Problem to work on
These records are to be written out exactly as they read, minus the pictures.

Collected data
========================================

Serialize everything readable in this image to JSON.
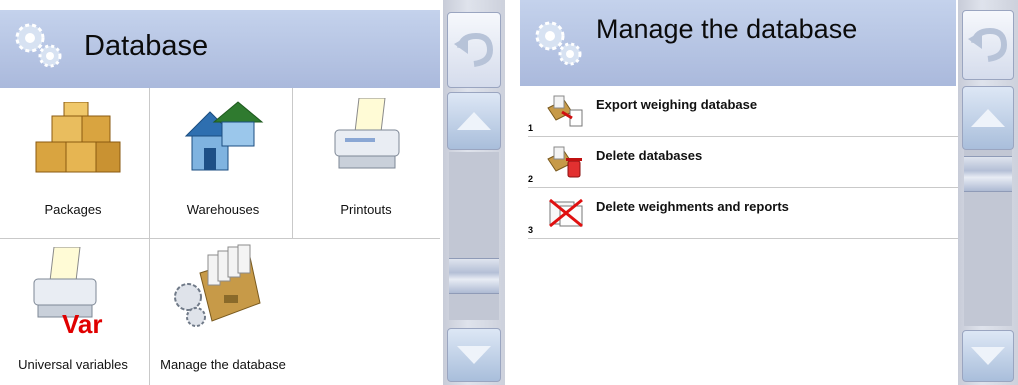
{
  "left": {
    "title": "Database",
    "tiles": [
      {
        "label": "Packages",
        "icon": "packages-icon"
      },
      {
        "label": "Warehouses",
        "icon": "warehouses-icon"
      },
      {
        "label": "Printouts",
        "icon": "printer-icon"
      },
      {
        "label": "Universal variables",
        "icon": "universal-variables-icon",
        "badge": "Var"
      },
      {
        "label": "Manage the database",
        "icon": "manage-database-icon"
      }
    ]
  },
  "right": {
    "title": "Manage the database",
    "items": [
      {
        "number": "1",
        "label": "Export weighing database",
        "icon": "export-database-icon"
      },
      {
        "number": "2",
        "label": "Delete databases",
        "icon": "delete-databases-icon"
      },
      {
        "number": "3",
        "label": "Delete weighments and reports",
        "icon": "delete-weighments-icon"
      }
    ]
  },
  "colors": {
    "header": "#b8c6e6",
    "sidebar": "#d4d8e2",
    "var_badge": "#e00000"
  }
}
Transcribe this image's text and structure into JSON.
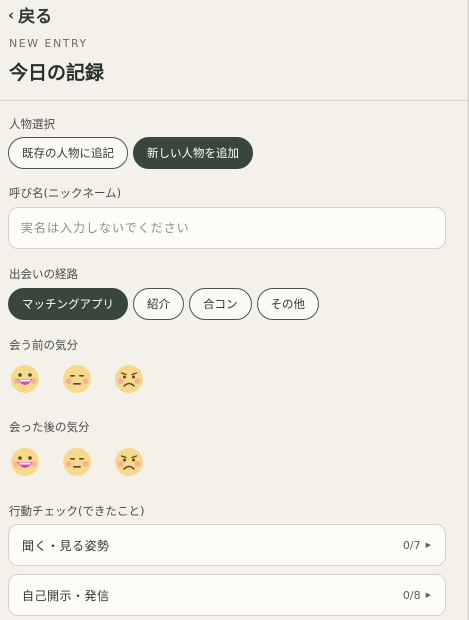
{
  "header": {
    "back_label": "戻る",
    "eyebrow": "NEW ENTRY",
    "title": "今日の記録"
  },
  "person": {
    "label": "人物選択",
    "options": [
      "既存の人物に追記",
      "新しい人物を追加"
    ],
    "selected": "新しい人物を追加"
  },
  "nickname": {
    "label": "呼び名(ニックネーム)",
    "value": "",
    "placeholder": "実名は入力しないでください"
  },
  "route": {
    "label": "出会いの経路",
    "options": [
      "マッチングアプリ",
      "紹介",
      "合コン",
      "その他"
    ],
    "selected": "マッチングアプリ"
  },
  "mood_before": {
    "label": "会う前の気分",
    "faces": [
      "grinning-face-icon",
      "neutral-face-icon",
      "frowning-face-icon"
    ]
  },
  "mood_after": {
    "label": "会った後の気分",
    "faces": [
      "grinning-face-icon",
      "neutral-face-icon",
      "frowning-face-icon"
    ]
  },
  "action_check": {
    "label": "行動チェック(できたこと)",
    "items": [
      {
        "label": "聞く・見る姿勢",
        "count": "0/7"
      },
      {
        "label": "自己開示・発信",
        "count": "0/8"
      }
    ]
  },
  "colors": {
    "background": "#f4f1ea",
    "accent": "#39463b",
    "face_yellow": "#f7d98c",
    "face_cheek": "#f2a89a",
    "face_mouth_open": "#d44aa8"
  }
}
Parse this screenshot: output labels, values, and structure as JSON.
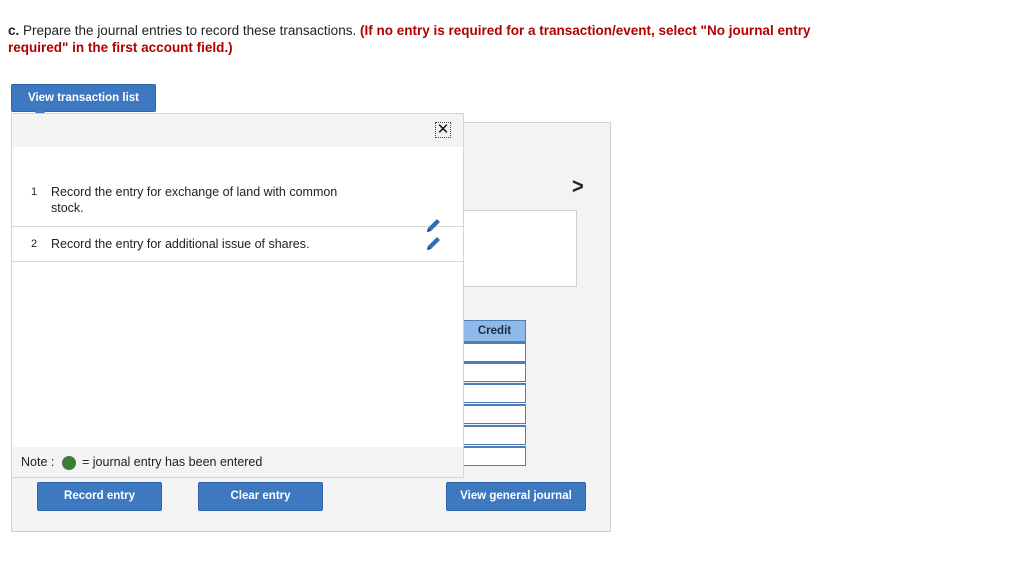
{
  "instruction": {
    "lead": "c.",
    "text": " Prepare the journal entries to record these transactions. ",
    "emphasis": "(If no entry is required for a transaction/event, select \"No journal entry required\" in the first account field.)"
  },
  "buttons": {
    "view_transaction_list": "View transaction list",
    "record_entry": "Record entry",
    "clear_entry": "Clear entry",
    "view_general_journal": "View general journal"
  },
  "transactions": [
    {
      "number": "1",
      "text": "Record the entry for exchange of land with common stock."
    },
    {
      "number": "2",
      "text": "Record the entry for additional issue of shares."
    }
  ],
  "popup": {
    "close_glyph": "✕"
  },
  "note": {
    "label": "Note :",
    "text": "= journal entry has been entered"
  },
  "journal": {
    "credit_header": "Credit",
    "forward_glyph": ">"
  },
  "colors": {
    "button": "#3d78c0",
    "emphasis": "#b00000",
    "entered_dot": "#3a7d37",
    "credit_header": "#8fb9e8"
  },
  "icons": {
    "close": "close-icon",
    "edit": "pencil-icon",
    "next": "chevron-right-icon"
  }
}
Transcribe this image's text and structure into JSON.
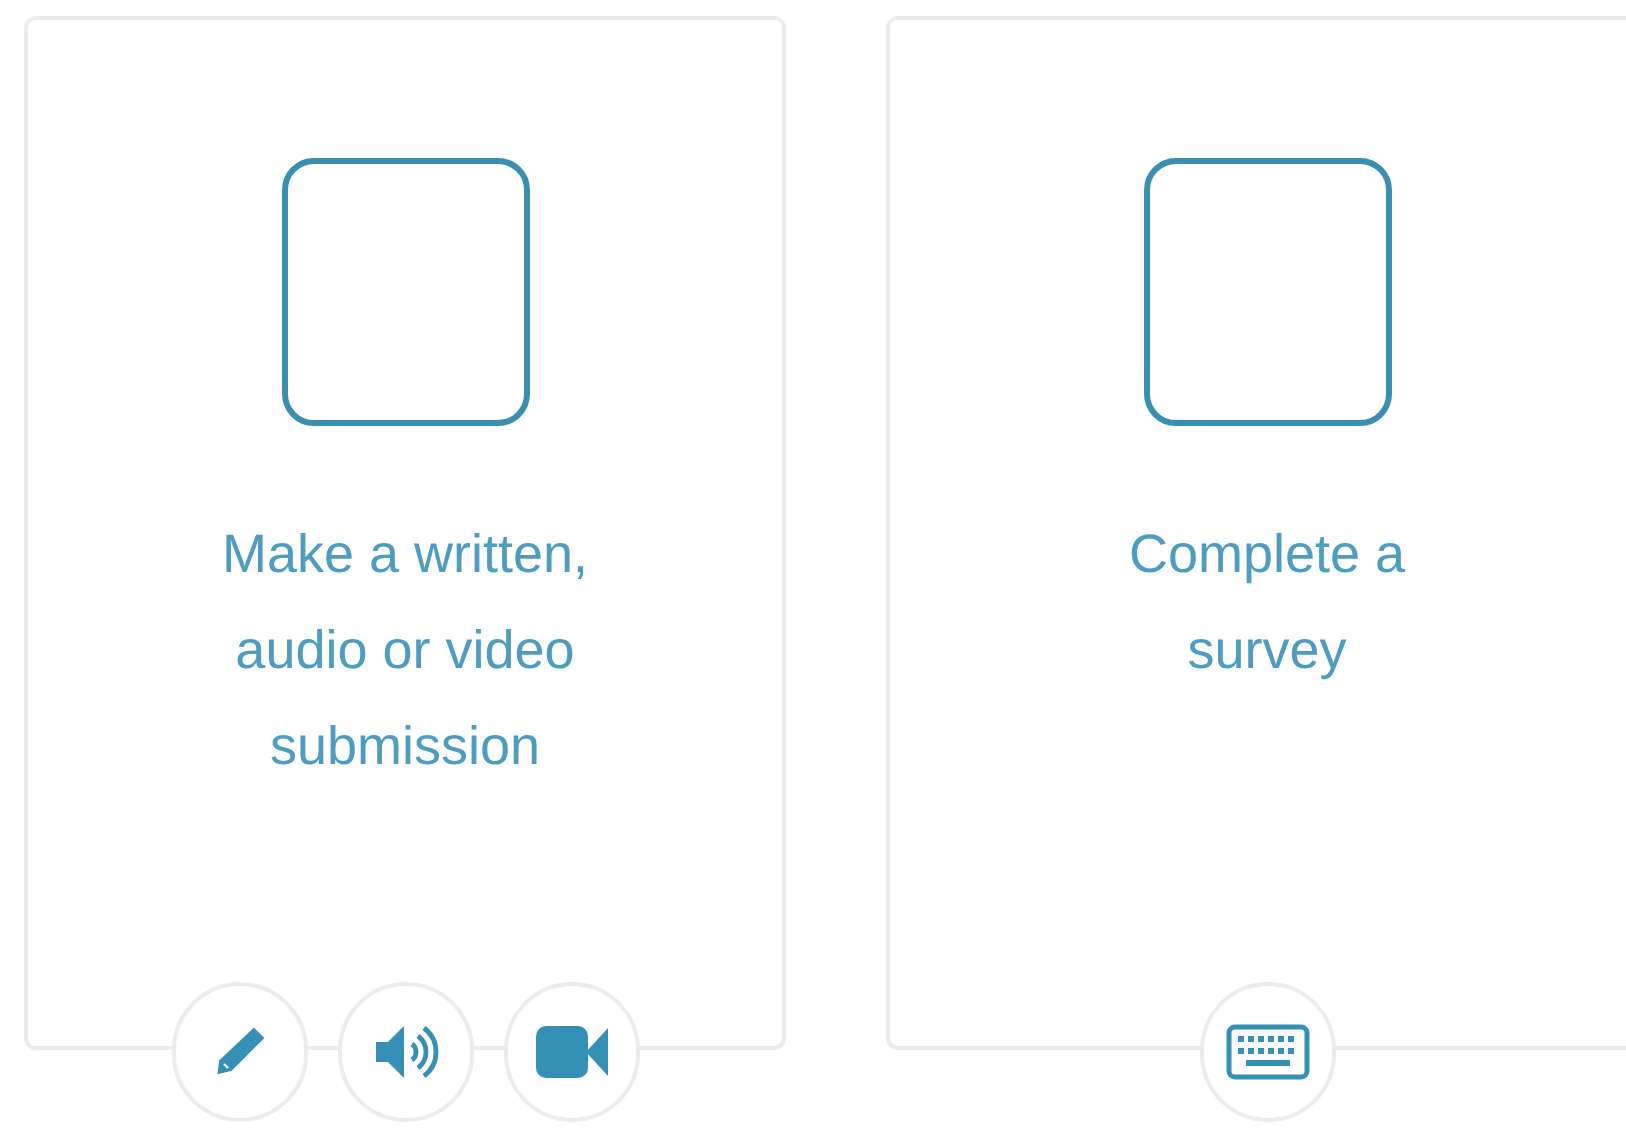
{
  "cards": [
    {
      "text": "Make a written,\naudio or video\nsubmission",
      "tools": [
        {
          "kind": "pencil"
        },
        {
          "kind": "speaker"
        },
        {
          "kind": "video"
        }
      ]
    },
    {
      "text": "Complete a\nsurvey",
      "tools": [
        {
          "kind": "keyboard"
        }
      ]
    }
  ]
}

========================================

Solution to this task
Serialize everything readable in this image to JSON.
{
  "left": {
    "title": "Database",
    "tiles": [
      {
        "label": "Packages",
        "icon": "packages-icon"
      },
      {
        "label": "Warehouses",
        "icon": "warehouses-icon"
      },
      {
        "label": "Printouts",
        "icon": "printer-icon"
      },
      {
        "label": "Universal variables",
        "icon": "universal-variables-icon",
        "badge": "Var"
      },
      {
        "label": "Manage the database",
        "icon": "manage-database-icon"
      }
    ]
  },
  "right": {
    "title": "Manage the database",
    "items": [
      {
        "number": "1",
        "label": "Export weighing database",
        "icon": "export-database-icon"
      },
      {
        "number": "2",
        "label": "Delete databases",
        "icon": "delete-databases-icon"
      },
      {
        "number": "3",
        "label": "Delete weighments and reports",
        "icon": "delete-weighments-icon"
      }
    ]
  },
  "colors": {
    "header": "#b8c6e6",
    "sidebar": "#d4d8e2",
    "var_badge": "#e00000"
  }
}
Transcribe this image's text and structure into JSON.
{
  "header": {
    "back_label": "戻る",
    "eyebrow": "NEW ENTRY",
    "title": "今日の記録"
  },
  "person": {
    "label": "人物選択",
    "options": [
      "既存の人物に追記",
      "新しい人物を追加"
    ],
    "selected": "新しい人物を追加"
  },
  "nickname": {
    "label": "呼び名(ニックネーム)",
    "value": "",
    "placeholder": "実名は入力しないでください"
  },
  "route": {
    "label": "出会いの経路",
    "options": [
      "マッチングアプリ",
      "紹介",
      "合コン",
      "その他"
    ],
    "selected": "マッチングアプリ"
  },
  "mood_before": {
    "label": "会う前の気分",
    "faces": [
      "grinning-face-icon",
      "neutral-face-icon",
      "frowning-face-icon"
    ]
  },
  "mood_after": {
    "label": "会った後の気分",
    "faces": [
      "grinning-face-icon",
      "neutral-face-icon",
      "frowning-face-icon"
    ]
  },
  "action_check": {
    "label": "行動チェック(できたこと)",
    "items": [
      {
        "label": "聞く・見る姿勢",
        "count": "0/7"
      },
      {
        "label": "自己開示・発信",
        "count": "0/8"
      }
    ]
  },
  "colors": {
    "background": "#f4f1ea",
    "accent": "#39463b",
    "face_yellow": "#f7d98c",
    "face_cheek": "#f2a89a",
    "face_mouth_open": "#d44aa8"
  }
}
Parse this screenshot: output labels, values, and structure as JSON.
{
  "instruction": {
    "lead": "c.",
    "text": " Prepare the journal entries to record these transactions. ",
    "emphasis": "(If no entry is required for a transaction/event, select \"No journal entry required\" in the first account field.)"
  },
  "buttons": {
    "view_transaction_list": "View transaction list",
    "record_entry": "Record entry",
    "clear_entry": "Clear entry",
    "view_general_journal": "View general journal"
  },
  "transactions": [
    {
      "number": "1",
      "text": "Record the entry for exchange of land with common stock."
    },
    {
      "number": "2",
      "text": "Record the entry for additional issue of shares."
    }
  ],
  "popup": {
    "close_glyph": "✕"
  },
  "note": {
    "label": "Note :",
    "text": "= journal entry has been entered"
  },
  "journal": {
    "credit_header": "Credit",
    "forward_glyph": ">"
  },
  "colors": {
    "button": "#3d78c0",
    "emphasis": "#b00000",
    "entered_dot": "#3a7d37",
    "credit_header": "#8fb9e8"
  },
  "icons": {
    "close": "close-icon",
    "edit": "pencil-icon",
    "next": "chevron-right-icon"
  }
}
Transcribe this image's text and structure into JSON.
{
  "cards": [
    {
      "text": "Make a written,\naudio or video\nsubmission",
      "tools": [
        {
          "kind": "pencil"
        },
        {
          "kind": "speaker"
        },
        {
          "kind": "video"
        }
      ]
    },
    {
      "text": "Complete a\nsurvey",
      "tools": [
        {
          "kind": "keyboard"
        }
      ]
    }
  ]
}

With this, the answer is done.